[YOUR ASSIGNMENT]: Every line of the material that includes the word "builds" is to be shown.

[RECORDS]:
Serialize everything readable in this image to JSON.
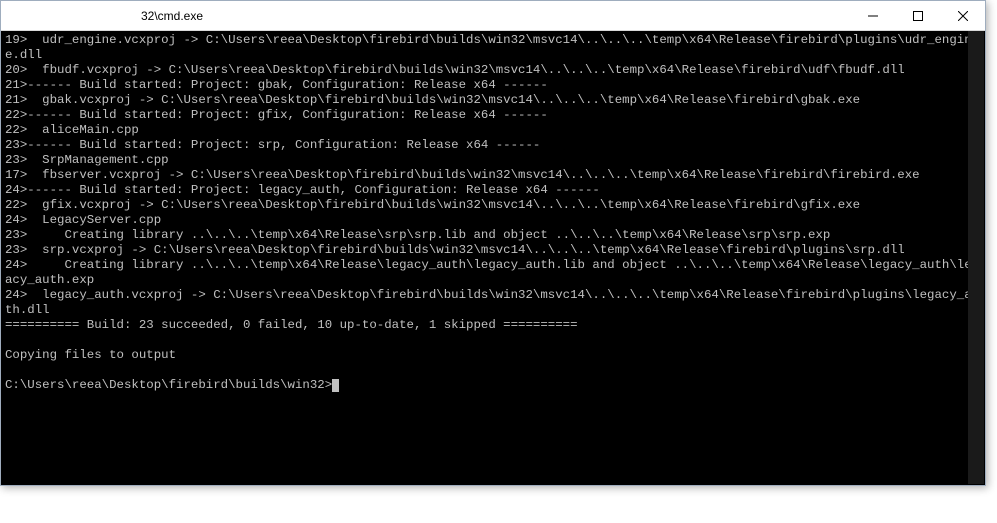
{
  "window": {
    "title": "32\\cmd.exe"
  },
  "partial_title": "",
  "console_lines": [
    "19>  udr_engine.vcxproj -> C:\\Users\\reea\\Desktop\\firebird\\builds\\win32\\msvc14\\..\\..\\..\\temp\\x64\\Release\\firebird\\plugins\\udr_engine.dll",
    "20>  fbudf.vcxproj -> C:\\Users\\reea\\Desktop\\firebird\\builds\\win32\\msvc14\\..\\..\\..\\temp\\x64\\Release\\firebird\\udf\\fbudf.dll",
    "21>------ Build started: Project: gbak, Configuration: Release x64 ------",
    "21>  gbak.vcxproj -> C:\\Users\\reea\\Desktop\\firebird\\builds\\win32\\msvc14\\..\\..\\..\\temp\\x64\\Release\\firebird\\gbak.exe",
    "22>------ Build started: Project: gfix, Configuration: Release x64 ------",
    "22>  aliceMain.cpp",
    "23>------ Build started: Project: srp, Configuration: Release x64 ------",
    "23>  SrpManagement.cpp",
    "17>  fbserver.vcxproj -> C:\\Users\\reea\\Desktop\\firebird\\builds\\win32\\msvc14\\..\\..\\..\\temp\\x64\\Release\\firebird\\firebird.exe",
    "24>------ Build started: Project: legacy_auth, Configuration: Release x64 ------",
    "22>  gfix.vcxproj -> C:\\Users\\reea\\Desktop\\firebird\\builds\\win32\\msvc14\\..\\..\\..\\temp\\x64\\Release\\firebird\\gfix.exe",
    "24>  LegacyServer.cpp",
    "23>     Creating library ..\\..\\..\\temp\\x64\\Release\\srp\\srp.lib and object ..\\..\\..\\temp\\x64\\Release\\srp\\srp.exp",
    "23>  srp.vcxproj -> C:\\Users\\reea\\Desktop\\firebird\\builds\\win32\\msvc14\\..\\..\\..\\temp\\x64\\Release\\firebird\\plugins\\srp.dll",
    "24>     Creating library ..\\..\\..\\temp\\x64\\Release\\legacy_auth\\legacy_auth.lib and object ..\\..\\..\\temp\\x64\\Release\\legacy_auth\\legacy_auth.exp",
    "24>  legacy_auth.vcxproj -> C:\\Users\\reea\\Desktop\\firebird\\builds\\win32\\msvc14\\..\\..\\..\\temp\\x64\\Release\\firebird\\plugins\\legacy_auth.dll",
    "========== Build: 23 succeeded, 0 failed, 10 up-to-date, 1 skipped ==========",
    "",
    "Copying files to output",
    "",
    "C:\\Users\\reea\\Desktop\\firebird\\builds\\win32>"
  ]
}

[RESULT BELOW]:
    "19>  udr_engine.vcxproj -> C:\\Users\\reea\\Desktop\\firebird\\builds\\win32\\msvc14\\..\\..\\..\\temp\\x64\\Release\\firebird\\plugins\\udr_engine.dll",
    "20>  fbudf.vcxproj -> C:\\Users\\reea\\Desktop\\firebird\\builds\\win32\\msvc14\\..\\..\\..\\temp\\x64\\Release\\firebird\\udf\\fbudf.dll",
    "21>  gbak.vcxproj -> C:\\Users\\reea\\Desktop\\firebird\\builds\\win32\\msvc14\\..\\..\\..\\temp\\x64\\Release\\firebird\\gbak.exe",
    "17>  fbserver.vcxproj -> C:\\Users\\reea\\Desktop\\firebird\\builds\\win32\\msvc14\\..\\..\\..\\temp\\x64\\Release\\firebird\\firebird.exe",
    "22>  gfix.vcxproj -> C:\\Users\\reea\\Desktop\\firebird\\builds\\win32\\msvc14\\..\\..\\..\\temp\\x64\\Release\\firebird\\gfix.exe",
    "23>  srp.vcxproj -> C:\\Users\\reea\\Desktop\\firebird\\builds\\win32\\msvc14\\..\\..\\..\\temp\\x64\\Release\\firebird\\plugins\\srp.dll",
    "24>  legacy_auth.vcxproj -> C:\\Users\\reea\\Desktop\\firebird\\builds\\win32\\msvc14\\..\\..\\..\\temp\\x64\\Release\\firebird\\plugins\\legacy_auth.dll",
    "C:\\Users\\reea\\Desktop\\firebird\\builds\\win32>"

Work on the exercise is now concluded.